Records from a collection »
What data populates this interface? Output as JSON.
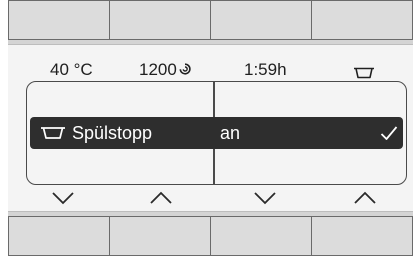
{
  "status_bar": {
    "temperature": "40 °C",
    "spin_speed": "1200",
    "spin_icon": "spin-icon",
    "duration": "1:59h",
    "tub_icon": "tub-icon"
  },
  "menu": {
    "selected_row": {
      "label": "Spülstopp",
      "value": "an",
      "icon": "tub-icon",
      "confirmed_icon": "checkmark-icon"
    }
  },
  "nav_arrows": [
    "chevron-down-icon",
    "chevron-up-icon",
    "chevron-down-icon",
    "chevron-up-icon"
  ],
  "colors": {
    "screen_bg": "#f4f4f4",
    "highlight_row": "#2e2e2e",
    "device_bg": "#d4d4d4"
  }
}
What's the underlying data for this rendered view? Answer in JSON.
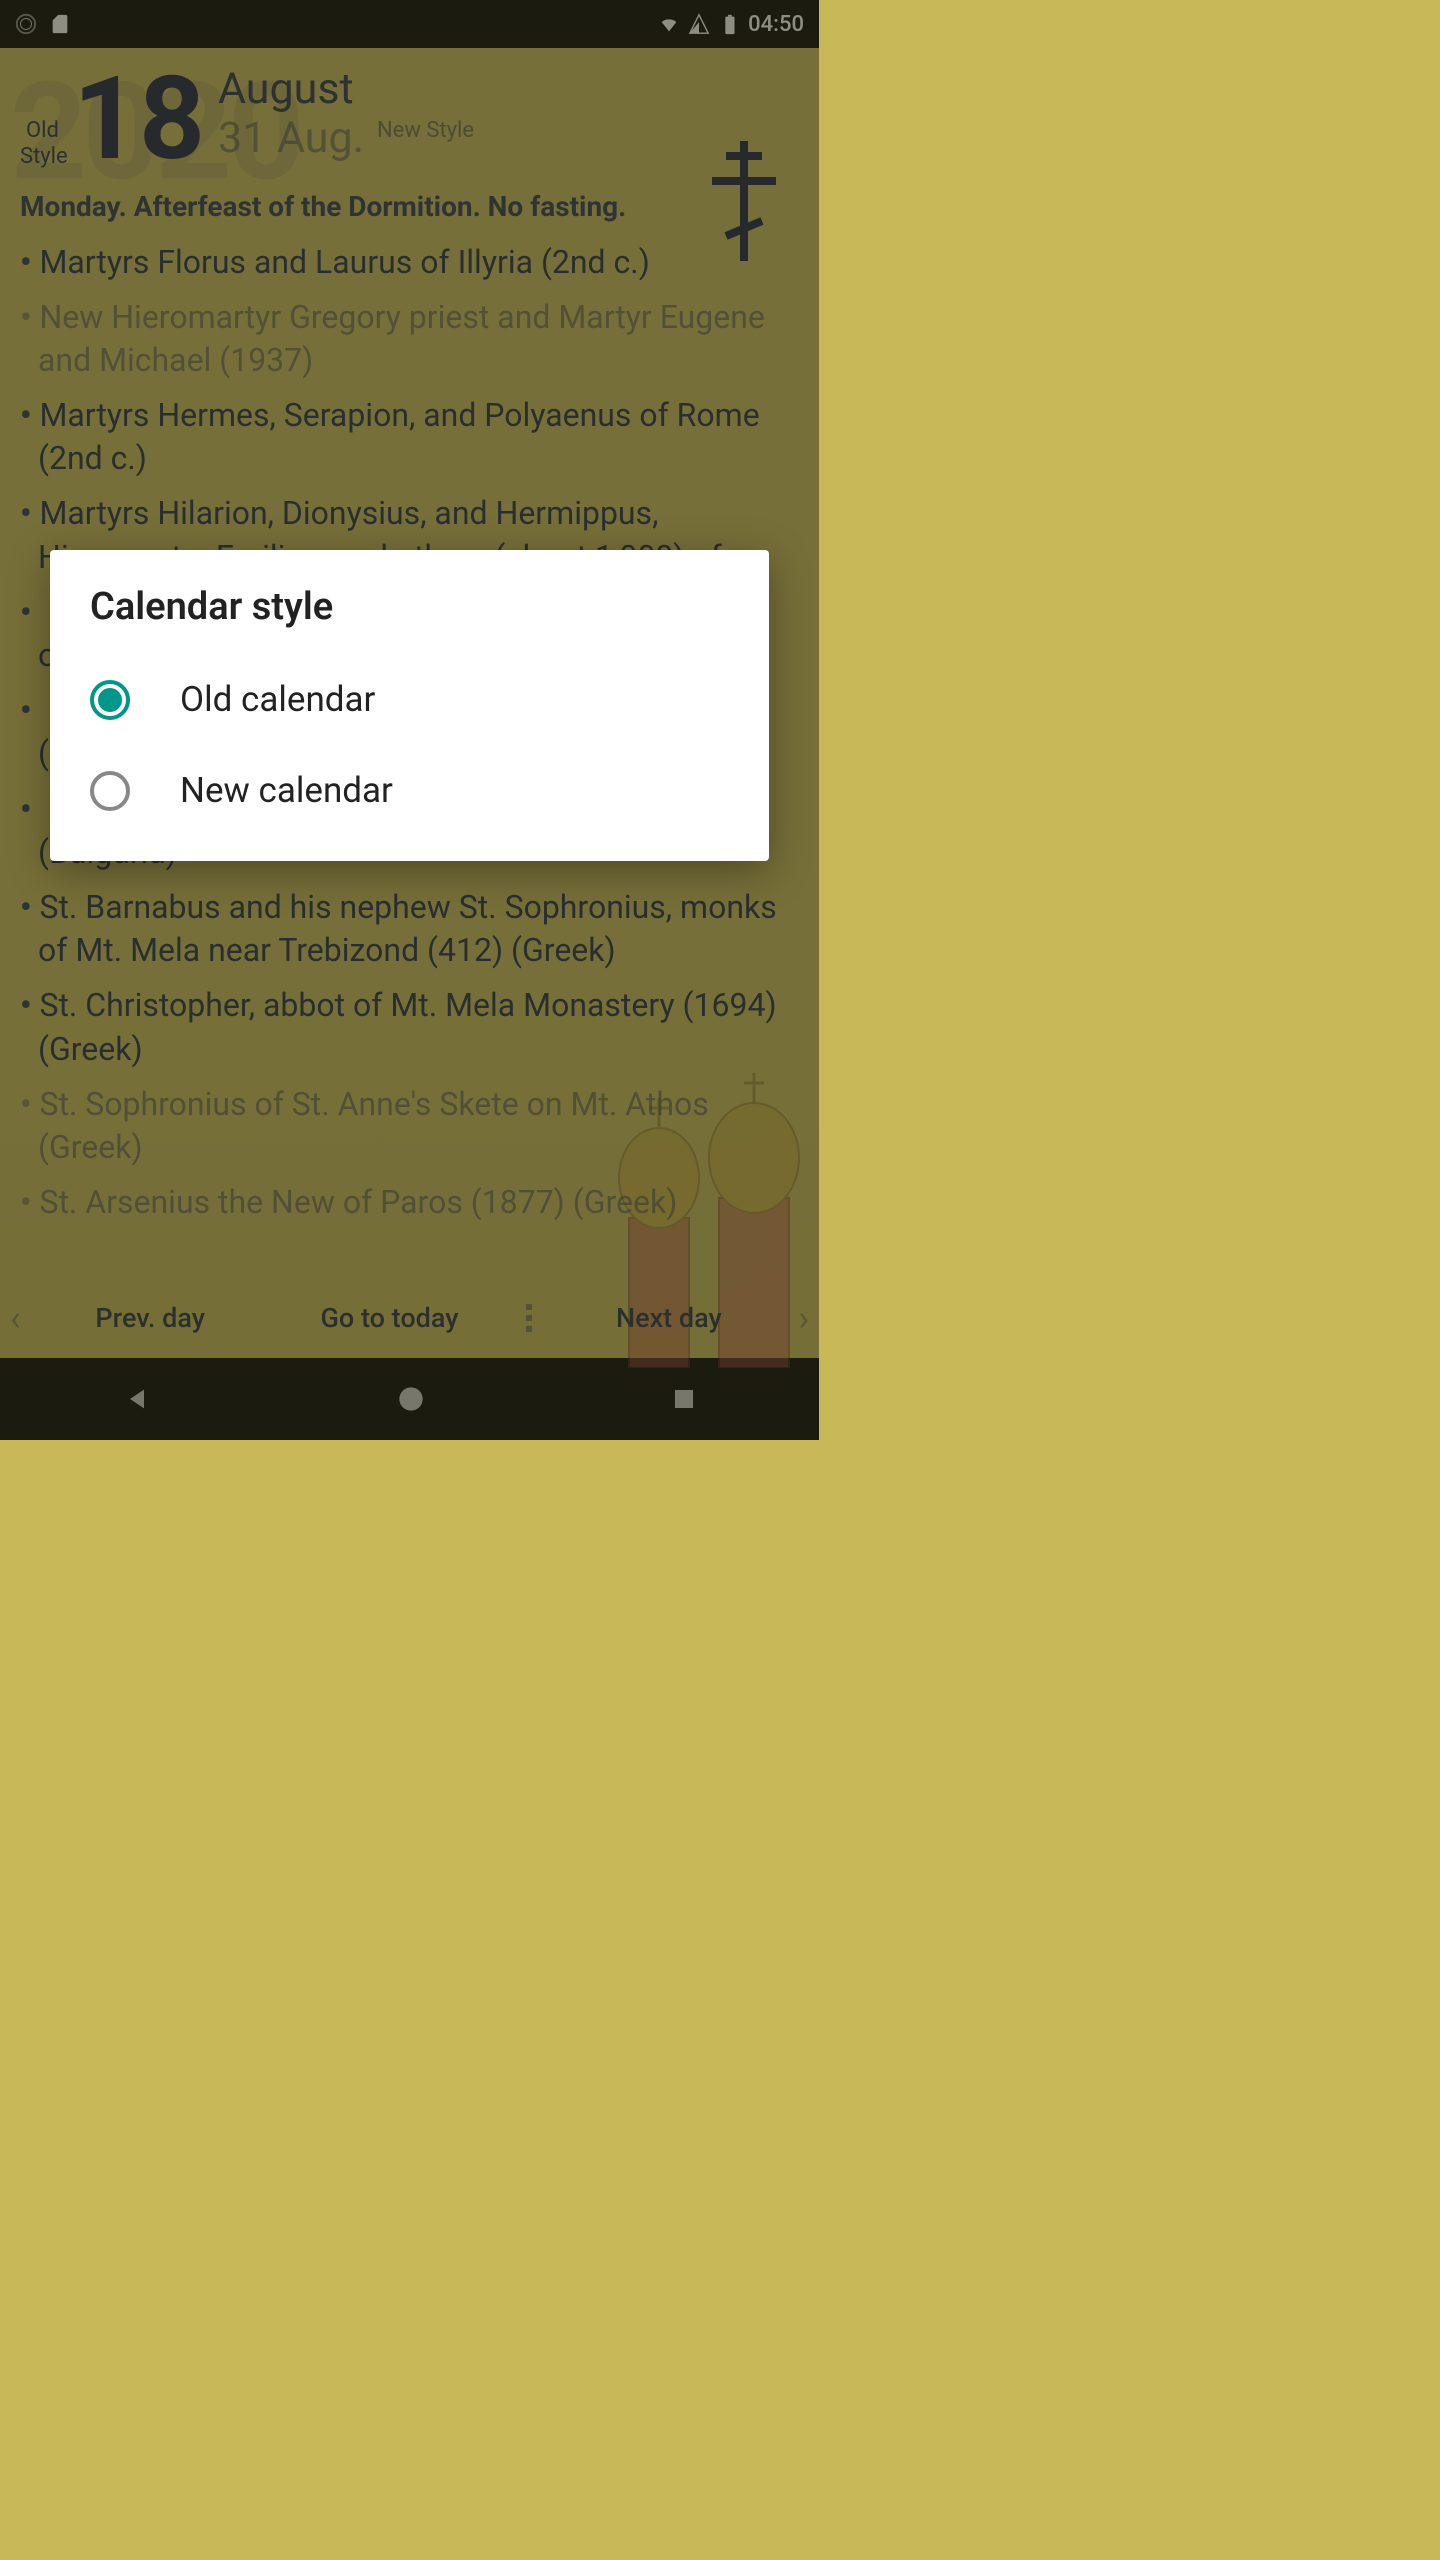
{
  "status": {
    "time": "04:50"
  },
  "date": {
    "old_style_label": "Old Style",
    "day_number": "18",
    "month_name": "August",
    "new_date": "31 Aug.",
    "new_style_label": "New Style",
    "bg_year": "2020"
  },
  "subtitle": "Monday. Afterfeast of the Dormition. No fasting.",
  "saints": [
    {
      "text": "Martyrs Florus and Laurus of Illyria (2nd c.)",
      "dim": false
    },
    {
      "text": "New Hieromartyr Gregory priest and Martyr Eugene and Michael (1937)",
      "dim": true
    },
    {
      "text": "Martyrs Hermes, Serapion, and Polyaenus of Rome (2nd c.)",
      "dim": false
    },
    {
      "text": "Martyrs Hilarion, Dionysius, and Hermippus, Hieromartyr Emilian, and others (about 1,000) of",
      "dim": false
    },
    {
      "text": "",
      "dim": false
    },
    {
      "text": "(8",
      "dim": false
    },
    {
      "text": "(Bulgaria)",
      "dim": false
    },
    {
      "text": "St. Barnabus and his nephew St. Sophronius, monks of Mt. Mela near Trebizond (412) (Greek)",
      "dim": false
    },
    {
      "text": "St. Christopher, abbot of Mt. Mela Monastery (1694) (Greek)",
      "dim": false
    },
    {
      "text": "St. Sophronius of St. Anne's Skete on Mt. Athos (Greek)",
      "dim": true
    },
    {
      "text": "St. Arsenius the New of Paros (1877) (Greek)",
      "dim": true
    }
  ],
  "nav": {
    "prev": "Prev. day",
    "today": "Go to today",
    "next": "Next day"
  },
  "dialog": {
    "title": "Calendar style",
    "option1": "Old calendar",
    "option2": "New calendar"
  }
}
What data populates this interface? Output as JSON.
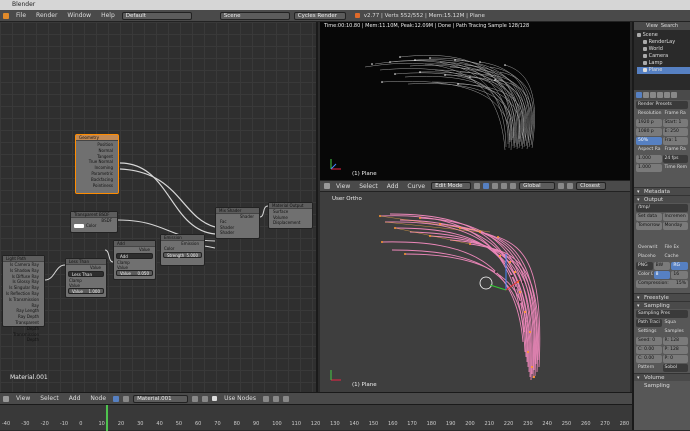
{
  "window": {
    "title": "Blender"
  },
  "topbar": {
    "menus": [
      "File",
      "Render",
      "Window",
      "Help"
    ],
    "layout": "Default",
    "scene": "Scene",
    "engine": "Cycles Render",
    "stats": "v2.77 | Verts 552/552 | Mem:15.12M | Plane"
  },
  "node_editor": {
    "material_label": "Material.001",
    "nodes": {
      "geometry": {
        "title": "Geometry",
        "outputs": [
          "Position",
          "Normal",
          "Tangent",
          "True Normal",
          "Incoming",
          "Parametric",
          "Backfacing",
          "Pointiness"
        ]
      },
      "transparent": {
        "title": "Transparent BSDF",
        "output": "BSDF",
        "input": "Color"
      },
      "add": {
        "title": "Add",
        "output": "Value",
        "mode": "Add",
        "clamp": "Clamp",
        "in_label": "Value",
        "in_value": "0.050"
      },
      "emission": {
        "title": "Emission",
        "output": "Emission",
        "in_color": "Color",
        "strength_label": "Strength",
        "strength_value": "5.000"
      },
      "mix": {
        "title": "Mix Shader",
        "output": "Shader",
        "inputs": [
          "Fac",
          "Shader",
          "Shader"
        ]
      },
      "matout": {
        "title": "Material Output",
        "inputs": [
          "Surface",
          "Volume",
          "Displacement"
        ]
      },
      "lightpath": {
        "title": "Light Path",
        "outputs": [
          "Is Camera Ray",
          "Is Shadow Ray",
          "Is Diffuse Ray",
          "Is Glossy Ray",
          "Is Singular Ray",
          "Is Reflection Ray",
          "Is Transmission Ray",
          "Ray Length",
          "Ray Depth",
          "Transparent Depth",
          "Transmission Depth"
        ]
      },
      "lessthan": {
        "title": "Less Than",
        "output": "Value",
        "mode": "Less Than",
        "clamp": "Clamp",
        "in_label": "Value",
        "in_value": "1.000"
      }
    }
  },
  "viewport_top": {
    "status": "Time:00:10.80 | Mem:11.10M, Peak:12.09M | Done | Path Tracing Sample 128/128",
    "object_label": "(1) Plane"
  },
  "viewport_header": {
    "items": [
      "View",
      "Select",
      "Add",
      "Curve"
    ],
    "mode": "Edit Mode",
    "orientation": "Global",
    "snap": "Closest"
  },
  "viewport_bot": {
    "label": "User Ortho",
    "object_label": "(1) Plane"
  },
  "outliner": {
    "tabs": [
      "View",
      "Search"
    ],
    "items": [
      "Scene",
      "RenderLay",
      "World",
      "Camera",
      "Lamp",
      "Plane"
    ]
  },
  "properties": {
    "render_presets": "Render Presets",
    "resolution": {
      "label": "Resolution:",
      "x": "1920 p",
      "y": "1080 p",
      "pct": "50%"
    },
    "frame_range": {
      "label": "Frame Ra",
      "start": "Start: 1",
      "end": "E: 250",
      "fra": "Fra: 1"
    },
    "aspect": {
      "label": "Aspect Ra",
      "x": "1.000",
      "y": "1.000"
    },
    "frame_rate": {
      "label": "Frame Ra",
      "fps": "24 fps",
      "time_label": "Time Rem"
    },
    "panels": [
      "Metadata",
      "Output",
      "Freestyle",
      "Sampling",
      "Volume Sampling"
    ],
    "output": {
      "path": "/tmp/",
      "set_data": "Set data",
      "incremental": "Incremen",
      "tomorrow": "Tomorrow",
      "monday": "Monday",
      "overwrite": "Overwrit",
      "file_ext": "File Ex",
      "placeholders": "Placeho",
      "cache": "Cache",
      "format": "PNG",
      "bw": "BW",
      "rgb": "RG",
      "color_depth": "Color D",
      "cd8": "8",
      "cd16": "16",
      "compression": "Compression:",
      "comp_val": "15%"
    },
    "sampling": {
      "presets": "Sampling Pres",
      "pattern_label": "Path Traci",
      "square": "Squa",
      "settings": "Settings",
      "samples": "Samples",
      "seed": "Seed: 0",
      "render": "R: 128",
      "clamp_d": "C: 0.00",
      "preview": "P: 128",
      "clamp_i": "C: 0.00",
      "p2": "P: 0",
      "pattern": "Pattern",
      "sobol": "Sobol"
    }
  },
  "bottom_header": {
    "items": [
      "View",
      "Select",
      "Add",
      "Node"
    ],
    "material": "Material.001",
    "use_nodes": "Use Nodes"
  },
  "timeline": {
    "ticks": [
      "-40",
      "-30",
      "-20",
      "-10",
      "0",
      "10",
      "20",
      "30",
      "40",
      "50",
      "60",
      "70",
      "80",
      "90",
      "100",
      "110",
      "120",
      "130",
      "140",
      "150",
      "160",
      "170",
      "180",
      "190",
      "200",
      "210",
      "220",
      "230",
      "240",
      "250",
      "260",
      "270",
      "280"
    ]
  },
  "colors": {
    "accent": "#5680c2",
    "node_selected": "#ff8c00",
    "vertex": "#ff9933",
    "curve": "#ff8fc7"
  }
}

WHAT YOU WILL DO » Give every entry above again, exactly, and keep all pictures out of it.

ANSWER SPACE »
What data populates this interface? Output as JSON.
{
  "status_bar": {
    "temperature": "40 °C",
    "spin_speed": "1200",
    "spin_icon": "spin-icon",
    "duration": "1:59h",
    "tub_icon": "tub-icon"
  },
  "menu": {
    "selected_row": {
      "label": "Spülstopp",
      "value": "an",
      "icon": "tub-icon",
      "confirmed_icon": "checkmark-icon"
    }
  },
  "nav_arrows": [
    "chevron-down-icon",
    "chevron-up-icon",
    "chevron-down-icon",
    "chevron-up-icon"
  ],
  "colors": {
    "screen_bg": "#f4f4f4",
    "highlight_row": "#2e2e2e",
    "device_bg": "#d4d4d4"
  }
}
What's the underlying data for this rendered view? Answer in JSON.
{
  "status": {
    "time": "04:50"
  },
  "date": {
    "old_style_label": "Old Style",
    "day_number": "18",
    "month_name": "August",
    "new_date": "31 Aug.",
    "new_style_label": "New Style",
    "bg_year": "2020"
  },
  "subtitle": "Monday. Afterfeast of the Dormition. No fasting.",
  "saints": [
    {
      "text": "Martyrs Florus and Laurus of Illyria (2nd c.)",
      "dim": false
    },
    {
      "text": "New Hieromartyr Gregory priest and Martyr Eugene and Michael (1937)",
      "dim": true
    },
    {
      "text": "Martyrs Hermes, Serapion, and Polyaenus of Rome (2nd c.)",
      "dim": false
    },
    {
      "text": "Martyrs Hilarion, Dionysius, and Hermippus, Hieromartyr Emilian, and others (about 1,000) of",
      "dim": false
    },
    {
      "text": "",
      "dim": false
    },
    {
      "text": "(8",
      "dim": false
    },
    {
      "text": "(Bulgaria)",
      "dim": false
    },
    {
      "text": "St. Barnabus and his nephew St. Sophronius, monks of Mt. Mela near Trebizond (412) (Greek)",
      "dim": false
    },
    {
      "text": "St. Christopher, abbot of Mt. Mela Monastery (1694) (Greek)",
      "dim": false
    },
    {
      "text": "St. Sophronius of St. Anne's Skete on Mt. Athos (Greek)",
      "dim": true
    },
    {
      "text": "St. Arsenius the New of Paros (1877) (Greek)",
      "dim": true
    }
  ],
  "nav": {
    "prev": "Prev. day",
    "today": "Go to today",
    "next": "Next day"
  },
  "dialog": {
    "title": "Calendar style",
    "option1": "Old calendar",
    "option2": "New calendar"
  }
}
What data populates this interface? Output as JSON.
{
  "window": {
    "title": "Blender"
  },
  "topbar": {
    "menus": [
      "File",
      "Render",
      "Window",
      "Help"
    ],
    "layout": "Default",
    "scene": "Scene",
    "engine": "Cycles Render",
    "stats": "v2.77 | Verts 552/552 | Mem:15.12M | Plane"
  },
  "node_editor": {
    "material_label": "Material.001",
    "nodes": {
      "geometry": {
        "title": "Geometry",
        "outputs": [
          "Position",
          "Normal",
          "Tangent",
          "True Normal",
          "Incoming",
          "Parametric",
          "Backfacing",
          "Pointiness"
        ]
      },
      "transparent": {
        "title": "Transparent BSDF",
        "output": "BSDF",
        "input": "Color"
      },
      "add": {
        "title": "Add",
        "output": "Value",
        "mode": "Add",
        "clamp": "Clamp",
        "in_label": "Value",
        "in_value": "0.050"
      },
      "emission": {
        "title": "Emission",
        "output": "Emission",
        "in_color": "Color",
        "strength_label": "Strength",
        "strength_value": "5.000"
      },
      "mix": {
        "title": "Mix Shader",
        "output": "Shader",
        "inputs": [
          "Fac",
          "Shader",
          "Shader"
        ]
      },
      "matout": {
        "title": "Material Output",
        "inputs": [
          "Surface",
          "Volume",
          "Displacement"
        ]
      },
      "lightpath": {
        "title": "Light Path",
        "outputs": [
          "Is Camera Ray",
          "Is Shadow Ray",
          "Is Diffuse Ray",
          "Is Glossy Ray",
          "Is Singular Ray",
          "Is Reflection Ray",
          "Is Transmission Ray",
          "Ray Length",
          "Ray Depth",
          "Transparent Depth",
          "Transmission Depth"
        ]
      },
      "lessthan": {
        "title": "Less Than",
        "output": "Value",
        "mode": "Less Than",
        "clamp": "Clamp",
        "in_label": "Value",
        "in_value": "1.000"
      }
    }
  },
  "viewport_top": {
    "status": "Time:00:10.80 | Mem:11.10M, Peak:12.09M | Done | Path Tracing Sample 128/128",
    "object_label": "(1) Plane"
  },
  "viewport_header": {
    "items": [
      "View",
      "Select",
      "Add",
      "Curve"
    ],
    "mode": "Edit Mode",
    "orientation": "Global",
    "snap": "Closest"
  },
  "viewport_bot": {
    "label": "User Ortho",
    "object_label": "(1) Plane"
  },
  "outliner": {
    "tabs": [
      "View",
      "Search"
    ],
    "items": [
      "Scene",
      "RenderLay",
      "World",
      "Camera",
      "Lamp",
      "Plane"
    ]
  },
  "properties": {
    "render_presets": "Render Presets",
    "resolution": {
      "label": "Resolution:",
      "x": "1920 p",
      "y": "1080 p",
      "pct": "50%"
    },
    "frame_range": {
      "label": "Frame Ra",
      "start": "Start: 1",
      "end": "E: 250",
      "fra": "Fra: 1"
    },
    "aspect": {
      "label": "Aspect Ra",
      "x": "1.000",
      "y": "1.000"
    },
    "frame_rate": {
      "label": "Frame Ra",
      "fps": "24 fps",
      "time_label": "Time Rem"
    },
    "panels": [
      "Metadata",
      "Output",
      "Freestyle",
      "Sampling",
      "Volume Sampling"
    ],
    "output": {
      "path": "/tmp/",
      "set_data": "Set data",
      "incremental": "Incremen",
      "tomorrow": "Tomorrow",
      "monday": "Monday",
      "overwrite": "Overwrit",
      "file_ext": "File Ex",
      "placeholders": "Placeho",
      "cache": "Cache",
      "format": "PNG",
      "bw": "BW",
      "rgb": "RG",
      "color_depth": "Color D",
      "cd8": "8",
      "cd16": "16",
      "compression": "Compression:",
      "comp_val": "15%"
    },
    "sampling": {
      "presets": "Sampling Pres",
      "pattern_label": "Path Traci",
      "square": "Squa",
      "settings": "Settings",
      "samples": "Samples",
      "seed": "Seed: 0",
      "render": "R: 128",
      "clamp_d": "C: 0.00",
      "preview": "P: 128",
      "clamp_i": "C: 0.00",
      "p2": "P: 0",
      "pattern": "Pattern",
      "sobol": "Sobol"
    }
  },
  "bottom_header": {
    "items": [
      "View",
      "Select",
      "Add",
      "Node"
    ],
    "material": "Material.001",
    "use_nodes": "Use Nodes"
  },
  "timeline": {
    "ticks": [
      "-40",
      "-30",
      "-20",
      "-10",
      "0",
      "10",
      "20",
      "30",
      "40",
      "50",
      "60",
      "70",
      "80",
      "90",
      "100",
      "110",
      "120",
      "130",
      "140",
      "150",
      "160",
      "170",
      "180",
      "190",
      "200",
      "210",
      "220",
      "230",
      "240",
      "250",
      "260",
      "270",
      "280"
    ]
  },
  "colors": {
    "accent": "#5680c2",
    "node_selected": "#ff8c00",
    "vertex": "#ff9933",
    "curve": "#ff8fc7"
  }
}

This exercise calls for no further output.